▸ **Exercise instructions**:
Your reply should reproduce each record precisely as written.

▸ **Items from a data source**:
-=-=-=-=-
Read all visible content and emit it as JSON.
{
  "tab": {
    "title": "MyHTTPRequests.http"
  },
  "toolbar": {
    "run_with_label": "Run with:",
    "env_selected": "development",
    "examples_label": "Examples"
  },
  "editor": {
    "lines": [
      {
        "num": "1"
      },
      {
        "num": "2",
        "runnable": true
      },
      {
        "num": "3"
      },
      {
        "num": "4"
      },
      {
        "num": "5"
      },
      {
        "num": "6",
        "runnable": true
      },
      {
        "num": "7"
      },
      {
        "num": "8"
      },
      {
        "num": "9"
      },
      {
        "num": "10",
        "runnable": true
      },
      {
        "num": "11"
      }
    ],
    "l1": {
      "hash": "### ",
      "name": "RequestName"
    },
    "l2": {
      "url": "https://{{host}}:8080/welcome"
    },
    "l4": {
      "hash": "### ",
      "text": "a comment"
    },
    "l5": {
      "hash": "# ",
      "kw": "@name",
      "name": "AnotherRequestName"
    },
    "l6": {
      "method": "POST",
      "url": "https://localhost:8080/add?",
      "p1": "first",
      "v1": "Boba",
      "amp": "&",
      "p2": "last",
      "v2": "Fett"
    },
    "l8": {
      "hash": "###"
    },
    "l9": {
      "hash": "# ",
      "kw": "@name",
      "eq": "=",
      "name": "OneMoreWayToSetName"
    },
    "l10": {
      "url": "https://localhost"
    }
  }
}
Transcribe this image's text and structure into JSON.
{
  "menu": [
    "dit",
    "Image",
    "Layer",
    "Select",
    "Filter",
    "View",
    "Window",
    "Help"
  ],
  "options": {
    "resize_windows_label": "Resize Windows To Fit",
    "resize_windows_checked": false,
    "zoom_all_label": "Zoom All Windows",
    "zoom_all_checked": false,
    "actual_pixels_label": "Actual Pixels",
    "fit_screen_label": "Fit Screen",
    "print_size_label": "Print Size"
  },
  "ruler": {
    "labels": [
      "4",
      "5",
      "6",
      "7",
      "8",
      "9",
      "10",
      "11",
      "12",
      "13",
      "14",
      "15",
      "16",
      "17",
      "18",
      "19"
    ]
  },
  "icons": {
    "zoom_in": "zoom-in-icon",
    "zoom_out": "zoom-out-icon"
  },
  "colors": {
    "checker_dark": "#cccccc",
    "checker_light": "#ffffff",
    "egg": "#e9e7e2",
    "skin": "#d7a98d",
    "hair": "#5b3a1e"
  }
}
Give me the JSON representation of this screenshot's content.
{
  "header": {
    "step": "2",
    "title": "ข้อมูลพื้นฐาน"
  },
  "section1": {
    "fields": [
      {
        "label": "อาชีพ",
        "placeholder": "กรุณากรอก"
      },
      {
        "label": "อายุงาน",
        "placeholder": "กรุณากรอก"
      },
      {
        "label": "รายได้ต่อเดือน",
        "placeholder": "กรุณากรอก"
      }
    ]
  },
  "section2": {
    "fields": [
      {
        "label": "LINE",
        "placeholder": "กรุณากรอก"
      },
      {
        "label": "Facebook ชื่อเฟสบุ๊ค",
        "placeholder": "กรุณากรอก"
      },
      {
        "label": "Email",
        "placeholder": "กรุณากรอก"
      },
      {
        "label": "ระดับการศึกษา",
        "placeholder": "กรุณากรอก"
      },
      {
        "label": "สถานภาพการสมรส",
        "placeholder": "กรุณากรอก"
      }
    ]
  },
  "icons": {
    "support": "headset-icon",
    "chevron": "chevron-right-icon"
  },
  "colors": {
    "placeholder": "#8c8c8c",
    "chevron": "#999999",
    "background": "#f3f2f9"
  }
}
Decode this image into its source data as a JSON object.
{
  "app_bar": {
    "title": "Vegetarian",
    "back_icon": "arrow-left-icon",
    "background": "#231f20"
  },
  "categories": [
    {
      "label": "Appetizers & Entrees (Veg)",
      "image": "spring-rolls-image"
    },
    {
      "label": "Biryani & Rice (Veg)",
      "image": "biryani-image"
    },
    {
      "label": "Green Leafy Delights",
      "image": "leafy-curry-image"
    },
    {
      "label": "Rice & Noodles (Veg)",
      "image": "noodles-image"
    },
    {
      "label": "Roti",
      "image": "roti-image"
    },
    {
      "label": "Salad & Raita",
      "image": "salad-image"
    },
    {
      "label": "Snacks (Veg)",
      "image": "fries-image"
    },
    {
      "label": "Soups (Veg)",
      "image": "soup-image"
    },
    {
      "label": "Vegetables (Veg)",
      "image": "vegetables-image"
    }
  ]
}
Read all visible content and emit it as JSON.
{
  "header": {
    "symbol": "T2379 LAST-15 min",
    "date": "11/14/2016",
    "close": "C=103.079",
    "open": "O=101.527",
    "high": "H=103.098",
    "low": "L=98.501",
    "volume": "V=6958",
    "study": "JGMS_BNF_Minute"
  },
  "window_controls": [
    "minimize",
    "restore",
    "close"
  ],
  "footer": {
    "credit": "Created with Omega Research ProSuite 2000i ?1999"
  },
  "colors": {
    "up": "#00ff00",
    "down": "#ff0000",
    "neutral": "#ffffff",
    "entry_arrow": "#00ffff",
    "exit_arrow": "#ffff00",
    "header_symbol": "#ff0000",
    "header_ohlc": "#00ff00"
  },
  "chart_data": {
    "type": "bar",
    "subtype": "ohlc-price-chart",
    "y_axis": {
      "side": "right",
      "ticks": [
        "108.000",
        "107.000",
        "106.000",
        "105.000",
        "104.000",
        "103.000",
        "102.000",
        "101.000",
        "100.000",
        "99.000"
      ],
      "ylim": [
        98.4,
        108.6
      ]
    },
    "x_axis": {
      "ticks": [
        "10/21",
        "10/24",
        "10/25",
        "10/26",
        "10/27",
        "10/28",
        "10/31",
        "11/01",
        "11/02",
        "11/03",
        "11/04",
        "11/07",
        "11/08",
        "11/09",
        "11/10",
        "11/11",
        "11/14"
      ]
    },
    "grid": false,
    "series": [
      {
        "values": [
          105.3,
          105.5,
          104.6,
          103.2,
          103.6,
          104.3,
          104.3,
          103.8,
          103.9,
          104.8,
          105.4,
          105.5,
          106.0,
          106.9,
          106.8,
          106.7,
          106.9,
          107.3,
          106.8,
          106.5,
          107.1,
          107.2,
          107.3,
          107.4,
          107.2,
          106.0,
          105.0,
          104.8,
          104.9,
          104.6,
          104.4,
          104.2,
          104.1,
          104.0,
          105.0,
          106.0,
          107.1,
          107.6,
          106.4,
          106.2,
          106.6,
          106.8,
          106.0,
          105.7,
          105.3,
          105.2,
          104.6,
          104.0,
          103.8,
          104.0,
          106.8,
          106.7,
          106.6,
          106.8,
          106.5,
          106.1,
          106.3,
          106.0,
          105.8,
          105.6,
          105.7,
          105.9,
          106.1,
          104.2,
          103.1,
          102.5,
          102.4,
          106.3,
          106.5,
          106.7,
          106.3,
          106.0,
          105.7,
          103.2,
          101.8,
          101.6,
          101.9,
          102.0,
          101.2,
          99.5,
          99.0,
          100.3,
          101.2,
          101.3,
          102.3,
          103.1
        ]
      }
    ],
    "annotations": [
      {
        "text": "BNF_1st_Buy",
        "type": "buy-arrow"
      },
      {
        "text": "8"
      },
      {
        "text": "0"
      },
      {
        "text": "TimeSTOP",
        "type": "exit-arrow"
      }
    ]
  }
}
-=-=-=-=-
▸ **Answer area**:
Read all visible content and emit it as JSON.
{
  "tab": {
    "title": "MyHTTPRequests.http"
  },
  "toolbar": {
    "run_with_label": "Run with:",
    "env_selected": "development",
    "examples_label": "Examples"
  },
  "editor": {
    "lines": [
      {
        "num": "1"
      },
      {
        "num": "2",
        "runnable": true
      },
      {
        "num": "3"
      },
      {
        "num": "4"
      },
      {
        "num": "5"
      },
      {
        "num": "6",
        "runnable": true
      },
      {
        "num": "7"
      },
      {
        "num": "8"
      },
      {
        "num": "9"
      },
      {
        "num": "10",
        "runnable": true
      },
      {
        "num": "11"
      }
    ],
    "l1": {
      "hash": "### ",
      "name": "RequestName"
    },
    "l2": {
      "url": "https://{{host}}:8080/welcome"
    },
    "l4": {
      "hash": "### ",
      "text": "a comment"
    },
    "l5": {
      "hash": "# ",
      "kw": "@name",
      "name": "AnotherRequestName"
    },
    "l6": {
      "method": "POST",
      "url": "https://localhost:8080/add?",
      "p1": "first",
      "v1": "Boba",
      "amp": "&",
      "p2": "last",
      "v2": "Fett"
    },
    "l8": {
      "hash": "###"
    },
    "l9": {
      "hash": "# ",
      "kw": "@name",
      "eq": "=",
      "name": "OneMoreWayToSetName"
    },
    "l10": {
      "url": "https://localhost"
    }
  }
}
Transcribe this image's text and structure into JSON.
{
  "menu": [
    "dit",
    "Image",
    "Layer",
    "Select",
    "Filter",
    "View",
    "Window",
    "Help"
  ],
  "options": {
    "resize_windows_label": "Resize Windows To Fit",
    "resize_windows_checked": false,
    "zoom_all_label": "Zoom All Windows",
    "zoom_all_checked": false,
    "actual_pixels_label": "Actual Pixels",
    "fit_screen_label": "Fit Screen",
    "print_size_label": "Print Size"
  },
  "ruler": {
    "labels": [
      "4",
      "5",
      "6",
      "7",
      "8",
      "9",
      "10",
      "11",
      "12",
      "13",
      "14",
      "15",
      "16",
      "17",
      "18",
      "19"
    ]
  },
  "icons": {
    "zoom_in": "zoom-in-icon",
    "zoom_out": "zoom-out-icon"
  },
  "colors": {
    "checker_dark": "#cccccc",
    "checker_light": "#ffffff",
    "egg": "#e9e7e2",
    "skin": "#d7a98d",
    "hair": "#5b3a1e"
  }
}
Give me the JSON representation of this screenshot's content.
{
  "header": {
    "step": "2",
    "title": "ข้อมูลพื้นฐาน"
  },
  "section1": {
    "fields": [
      {
        "label": "อาชีพ",
        "placeholder": "กรุณากรอก"
      },
      {
        "label": "อายุงาน",
        "placeholder": "กรุณากรอก"
      },
      {
        "label": "รายได้ต่อเดือน",
        "placeholder": "กรุณากรอก"
      }
    ]
  },
  "section2": {
    "fields": [
      {
        "label": "LINE",
        "placeholder": "กรุณากรอก"
      },
      {
        "label": "Facebook ชื่อเฟสบุ๊ค",
        "placeholder": "กรุณากรอก"
      },
      {
        "label": "Email",
        "placeholder": "กรุณากรอก"
      },
      {
        "label": "ระดับการศึกษา",
        "placeholder": "กรุณากรอก"
      },
      {
        "label": "สถานภาพการสมรส",
        "placeholder": "กรุณากรอก"
      }
    ]
  },
  "icons": {
    "support": "headset-icon",
    "chevron": "chevron-right-icon"
  },
  "colors": {
    "placeholder": "#8c8c8c",
    "chevron": "#999999",
    "background": "#f3f2f9"
  }
}
Decode this image into its source data as a JSON object.
{
  "app_bar": {
    "title": "Vegetarian",
    "back_icon": "arrow-left-icon",
    "background": "#231f20"
  },
  "categories": [
    {
      "label": "Appetizers & Entrees (Veg)",
      "image": "spring-rolls-image"
    },
    {
      "label": "Biryani & Rice (Veg)",
      "image": "biryani-image"
    },
    {
      "label": "Green Leafy Delights",
      "image": "leafy-curry-image"
    },
    {
      "label": "Rice & Noodles (Veg)",
      "image": "noodles-image"
    },
    {
      "label": "Roti",
      "image": "roti-image"
    },
    {
      "label": "Salad & Raita",
      "image": "salad-image"
    },
    {
      "label": "Snacks (Veg)",
      "image": "fries-image"
    },
    {
      "label": "Soups (Veg)",
      "image": "soup-image"
    },
    {
      "label": "Vegetables (Veg)",
      "image": "vegetables-image"
    }
  ]
}
Read all visible content and emit it as JSON.
{
  "header": {
    "symbol": "T2379 LAST-15 min",
    "date": "11/14/2016",
    "close": "C=103.079",
    "open": "O=101.527",
    "high": "H=103.098",
    "low": "L=98.501",
    "volume": "V=6958",
    "study": "JGMS_BNF_Minute"
  },
  "window_controls": [
    "minimize",
    "restore",
    "close"
  ],
  "footer": {
    "credit": "Created with Omega Research ProSuite 2000i ?1999"
  },
  "colors": {
    "up": "#00ff00",
    "down": "#ff0000",
    "neutral": "#ffffff",
    "entry_arrow": "#00ffff",
    "exit_arrow": "#ffff00",
    "header_symbol": "#ff0000",
    "header_ohlc": "#00ff00"
  },
  "chart_data": {
    "type": "bar",
    "subtype": "ohlc-price-chart",
    "y_axis": {
      "side": "right",
      "ticks": [
        "108.000",
        "107.000",
        "106.000",
        "105.000",
        "104.000",
        "103.000",
        "102.000",
        "101.000",
        "100.000",
        "99.000"
      ],
      "ylim": [
        98.4,
        108.6
      ]
    },
    "x_axis": {
      "ticks": [
        "10/21",
        "10/24",
        "10/25",
        "10/26",
        "10/27",
        "10/28",
        "10/31",
        "11/01",
        "11/02",
        "11/03",
        "11/04",
        "11/07",
        "11/08",
        "11/09",
        "11/10",
        "11/11",
        "11/14"
      ]
    },
    "grid": false,
    "series": [
      {
        "values": [
          105.3,
          105.5,
          104.6,
          103.2,
          103.6,
          104.3,
          104.3,
          103.8,
          103.9,
          104.8,
          105.4,
          105.5,
          106.0,
          106.9,
          106.8,
          106.7,
          106.9,
          107.3,
          106.8,
          106.5,
          107.1,
          107.2,
          107.3,
          107.4,
          107.2,
          106.0,
          105.0,
          104.8,
          104.9,
          104.6,
          104.4,
          104.2,
          104.1,
          104.0,
          105.0,
          106.0,
          107.1,
          107.6,
          106.4,
          106.2,
          106.6,
          106.8,
          106.0,
          105.7,
          105.3,
          105.2,
          104.6,
          104.0,
          103.8,
          104.0,
          106.8,
          106.7,
          106.6,
          106.8,
          106.5,
          106.1,
          106.3,
          106.0,
          105.8,
          105.6,
          105.7,
          105.9,
          106.1,
          104.2,
          103.1,
          102.5,
          102.4,
          106.3,
          106.5,
          106.7,
          106.3,
          106.0,
          105.7,
          103.2,
          101.8,
          101.6,
          101.9,
          102.0,
          101.2,
          99.5,
          99.0,
          100.3,
          101.2,
          101.3,
          102.3,
          103.1
        ]
      }
    ],
    "annotations": [
      {
        "text": "BNF_1st_Buy",
        "type": "buy-arrow"
      },
      {
        "text": "8"
      },
      {
        "text": "0"
      },
      {
        "text": "TimeSTOP",
        "type": "exit-arrow"
      }
    ]
  }
}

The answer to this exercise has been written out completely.